Melville, that great democrat, for the most part fell silent after MARDI, and to a large extent the great waves of national people's organizations that bloomed in reaction to the era of the Robber Baron and the corporatization fell silent, too. Boyte and Evans note that the Red Scare in the aftermath of WWI, the employment of propogandistic techniques developed during the mobilization for the war, the arrest and execution of labor and political activists, effectively scuttled these freedom movements in the late nineteenth and early 20th centuries. The movments arose again, although the next time under government auspices, and in a kind of whites only version of socialism, during the FDR and Truman administrations. Given a seat at the table in the post-war concensus, labor, business and government put together a compromise in light of challenge of the Communist sphere, and poured oil on the waters of discontent until the civil rights, women's, and anti-Vietnam war movments bubbled from the wellspring of the people up and demanded a new birth of freedom.
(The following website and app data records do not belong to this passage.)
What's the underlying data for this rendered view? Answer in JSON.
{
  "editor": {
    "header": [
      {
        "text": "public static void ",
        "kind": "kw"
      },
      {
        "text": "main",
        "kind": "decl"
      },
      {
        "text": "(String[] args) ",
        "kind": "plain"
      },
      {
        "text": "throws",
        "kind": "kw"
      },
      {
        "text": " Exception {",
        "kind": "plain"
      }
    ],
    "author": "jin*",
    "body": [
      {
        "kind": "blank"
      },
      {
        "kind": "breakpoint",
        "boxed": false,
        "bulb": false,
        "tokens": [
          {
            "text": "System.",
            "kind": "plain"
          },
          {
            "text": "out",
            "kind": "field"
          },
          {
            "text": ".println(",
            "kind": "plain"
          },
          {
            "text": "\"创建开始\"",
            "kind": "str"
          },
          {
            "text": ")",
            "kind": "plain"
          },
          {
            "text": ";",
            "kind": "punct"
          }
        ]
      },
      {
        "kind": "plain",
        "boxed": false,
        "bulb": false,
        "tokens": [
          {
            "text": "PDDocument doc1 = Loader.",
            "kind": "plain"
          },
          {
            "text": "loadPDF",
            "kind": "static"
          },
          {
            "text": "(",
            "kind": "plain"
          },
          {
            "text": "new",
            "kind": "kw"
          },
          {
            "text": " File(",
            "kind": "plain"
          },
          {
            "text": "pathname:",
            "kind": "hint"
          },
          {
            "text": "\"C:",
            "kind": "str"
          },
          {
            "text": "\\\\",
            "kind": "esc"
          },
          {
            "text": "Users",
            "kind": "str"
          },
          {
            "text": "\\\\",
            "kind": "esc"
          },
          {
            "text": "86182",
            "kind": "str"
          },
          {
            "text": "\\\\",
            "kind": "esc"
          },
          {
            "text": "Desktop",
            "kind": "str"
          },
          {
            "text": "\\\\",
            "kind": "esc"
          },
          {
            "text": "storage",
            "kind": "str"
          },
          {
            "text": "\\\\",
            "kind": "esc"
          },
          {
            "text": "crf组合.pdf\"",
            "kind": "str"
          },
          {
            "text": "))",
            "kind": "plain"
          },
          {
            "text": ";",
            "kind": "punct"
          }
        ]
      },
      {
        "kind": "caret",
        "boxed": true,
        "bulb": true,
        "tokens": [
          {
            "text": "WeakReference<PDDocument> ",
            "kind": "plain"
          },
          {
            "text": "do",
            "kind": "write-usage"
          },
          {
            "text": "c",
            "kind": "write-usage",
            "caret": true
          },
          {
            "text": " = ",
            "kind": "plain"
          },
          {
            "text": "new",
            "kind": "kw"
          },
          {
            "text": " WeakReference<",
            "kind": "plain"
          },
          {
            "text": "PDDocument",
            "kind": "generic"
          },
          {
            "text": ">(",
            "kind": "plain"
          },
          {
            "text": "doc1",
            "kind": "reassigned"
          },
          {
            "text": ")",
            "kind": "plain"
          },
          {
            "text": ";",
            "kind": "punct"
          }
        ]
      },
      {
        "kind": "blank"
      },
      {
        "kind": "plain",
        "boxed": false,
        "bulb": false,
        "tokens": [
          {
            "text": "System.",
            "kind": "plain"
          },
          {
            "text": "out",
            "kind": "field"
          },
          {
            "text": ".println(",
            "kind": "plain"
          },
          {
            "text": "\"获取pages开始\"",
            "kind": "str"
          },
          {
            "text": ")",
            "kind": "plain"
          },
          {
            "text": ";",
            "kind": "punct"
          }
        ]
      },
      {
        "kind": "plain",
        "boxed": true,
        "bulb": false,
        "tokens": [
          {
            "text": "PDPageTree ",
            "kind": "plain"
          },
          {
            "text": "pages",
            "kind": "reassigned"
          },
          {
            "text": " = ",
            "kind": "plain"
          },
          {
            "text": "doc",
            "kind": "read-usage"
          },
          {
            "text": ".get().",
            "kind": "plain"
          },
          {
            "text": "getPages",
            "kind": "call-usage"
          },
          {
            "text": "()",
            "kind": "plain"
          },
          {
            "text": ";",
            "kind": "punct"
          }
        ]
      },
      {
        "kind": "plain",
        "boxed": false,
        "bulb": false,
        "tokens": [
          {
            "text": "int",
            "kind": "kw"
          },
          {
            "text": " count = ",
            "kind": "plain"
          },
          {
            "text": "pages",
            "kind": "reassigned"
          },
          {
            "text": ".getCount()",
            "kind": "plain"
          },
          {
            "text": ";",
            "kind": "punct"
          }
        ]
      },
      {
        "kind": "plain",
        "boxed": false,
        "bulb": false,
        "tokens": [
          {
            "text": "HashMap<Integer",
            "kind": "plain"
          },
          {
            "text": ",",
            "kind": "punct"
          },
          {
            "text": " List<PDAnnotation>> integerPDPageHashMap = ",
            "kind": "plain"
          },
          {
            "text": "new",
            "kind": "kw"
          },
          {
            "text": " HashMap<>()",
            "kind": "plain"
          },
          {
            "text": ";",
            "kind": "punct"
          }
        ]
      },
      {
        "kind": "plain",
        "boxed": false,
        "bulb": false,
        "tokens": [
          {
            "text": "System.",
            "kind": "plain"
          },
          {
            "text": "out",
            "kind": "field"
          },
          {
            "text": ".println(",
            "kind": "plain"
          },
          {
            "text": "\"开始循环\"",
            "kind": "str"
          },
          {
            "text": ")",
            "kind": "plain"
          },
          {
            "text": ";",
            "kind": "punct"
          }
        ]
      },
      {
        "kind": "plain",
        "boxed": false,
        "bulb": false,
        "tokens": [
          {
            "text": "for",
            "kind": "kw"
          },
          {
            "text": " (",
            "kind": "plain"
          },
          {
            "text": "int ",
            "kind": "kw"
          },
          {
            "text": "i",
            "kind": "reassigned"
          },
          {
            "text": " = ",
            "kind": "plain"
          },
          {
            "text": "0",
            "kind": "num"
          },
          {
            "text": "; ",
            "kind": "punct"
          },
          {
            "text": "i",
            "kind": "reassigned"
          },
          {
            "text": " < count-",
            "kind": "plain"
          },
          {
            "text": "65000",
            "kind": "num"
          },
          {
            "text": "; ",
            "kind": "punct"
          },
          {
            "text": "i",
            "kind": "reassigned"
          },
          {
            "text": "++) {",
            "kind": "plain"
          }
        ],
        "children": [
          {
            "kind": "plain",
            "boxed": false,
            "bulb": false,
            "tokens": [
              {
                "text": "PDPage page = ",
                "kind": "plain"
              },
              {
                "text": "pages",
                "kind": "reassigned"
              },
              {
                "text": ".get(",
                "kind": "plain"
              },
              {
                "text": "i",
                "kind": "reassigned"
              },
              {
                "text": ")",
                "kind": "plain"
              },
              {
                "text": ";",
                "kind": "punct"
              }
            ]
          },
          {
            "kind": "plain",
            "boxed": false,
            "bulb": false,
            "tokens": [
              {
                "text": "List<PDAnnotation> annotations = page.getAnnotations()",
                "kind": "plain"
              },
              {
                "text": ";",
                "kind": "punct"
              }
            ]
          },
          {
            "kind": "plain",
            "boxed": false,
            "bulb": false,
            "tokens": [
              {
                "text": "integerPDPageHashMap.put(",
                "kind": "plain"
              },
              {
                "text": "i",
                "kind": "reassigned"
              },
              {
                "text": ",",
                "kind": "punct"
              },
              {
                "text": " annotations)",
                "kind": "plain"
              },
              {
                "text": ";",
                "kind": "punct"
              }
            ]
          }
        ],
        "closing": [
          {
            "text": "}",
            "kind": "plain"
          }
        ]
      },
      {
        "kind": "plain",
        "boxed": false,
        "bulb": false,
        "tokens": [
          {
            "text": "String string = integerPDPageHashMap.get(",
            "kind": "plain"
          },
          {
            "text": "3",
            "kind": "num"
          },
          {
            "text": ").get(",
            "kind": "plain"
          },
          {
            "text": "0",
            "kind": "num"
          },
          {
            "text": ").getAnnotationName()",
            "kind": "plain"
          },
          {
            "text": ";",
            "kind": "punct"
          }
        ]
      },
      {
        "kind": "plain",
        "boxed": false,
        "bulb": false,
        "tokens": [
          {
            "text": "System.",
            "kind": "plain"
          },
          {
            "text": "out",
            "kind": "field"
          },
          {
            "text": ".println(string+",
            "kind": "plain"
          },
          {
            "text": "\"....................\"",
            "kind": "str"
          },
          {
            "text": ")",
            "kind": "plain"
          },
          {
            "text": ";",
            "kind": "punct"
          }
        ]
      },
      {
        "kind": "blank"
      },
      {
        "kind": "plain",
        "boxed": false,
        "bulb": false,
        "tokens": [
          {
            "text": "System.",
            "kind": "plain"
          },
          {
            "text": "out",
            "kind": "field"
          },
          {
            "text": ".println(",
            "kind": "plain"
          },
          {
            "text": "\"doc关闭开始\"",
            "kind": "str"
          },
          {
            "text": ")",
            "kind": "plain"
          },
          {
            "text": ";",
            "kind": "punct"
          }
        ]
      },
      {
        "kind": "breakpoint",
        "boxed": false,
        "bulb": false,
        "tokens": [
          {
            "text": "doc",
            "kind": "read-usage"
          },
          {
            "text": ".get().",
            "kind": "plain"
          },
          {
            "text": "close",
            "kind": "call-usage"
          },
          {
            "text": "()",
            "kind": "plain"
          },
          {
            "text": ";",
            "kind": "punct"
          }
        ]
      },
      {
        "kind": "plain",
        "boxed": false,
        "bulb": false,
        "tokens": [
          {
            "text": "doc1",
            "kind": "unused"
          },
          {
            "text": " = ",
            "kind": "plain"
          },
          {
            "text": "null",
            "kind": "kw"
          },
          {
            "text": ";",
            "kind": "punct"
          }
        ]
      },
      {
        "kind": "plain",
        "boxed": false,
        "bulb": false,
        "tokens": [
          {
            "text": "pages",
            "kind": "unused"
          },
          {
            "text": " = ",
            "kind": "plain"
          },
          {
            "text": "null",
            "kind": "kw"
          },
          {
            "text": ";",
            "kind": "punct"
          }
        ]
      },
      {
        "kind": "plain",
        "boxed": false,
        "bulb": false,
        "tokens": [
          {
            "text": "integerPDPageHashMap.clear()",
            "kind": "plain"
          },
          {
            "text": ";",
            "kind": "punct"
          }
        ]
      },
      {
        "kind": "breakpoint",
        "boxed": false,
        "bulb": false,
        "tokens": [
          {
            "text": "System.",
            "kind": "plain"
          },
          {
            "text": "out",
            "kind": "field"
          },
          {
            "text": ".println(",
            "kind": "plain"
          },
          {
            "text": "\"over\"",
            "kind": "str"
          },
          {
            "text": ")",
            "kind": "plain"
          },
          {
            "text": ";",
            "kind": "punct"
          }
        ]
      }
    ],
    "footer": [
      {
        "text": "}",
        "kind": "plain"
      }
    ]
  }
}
Wisely, Boyte and Evans avoid the trap that Robert Putnam fell into in the first edition of BOWLING ALONE: they note that not all populist movments seek equality, social harmony or justice, but in fact, often promote just the opposite, as in the case of the KKK. Similarly, the Silent Majority was "movement" invented by Nixon and his pollsters, which, not surprisingly, upheld their anti-liberal, anti-democratic agenda. This "movement" is now called the "American people," a group which is regularly invoked in justification of whatever program that the oligarchy has decided upon in its forced march toward world hegemony. Now, as Evans and Boyte might observe, Americans have been impressed into the ranks of the demobilized and the de-politicized, whose only desire is to maintain their social station. Hopeful, historically grounded, FREE SPACES was written in a more hopeful time. Still, it is worthwhile reading for those interesed in the history of people's movements in America.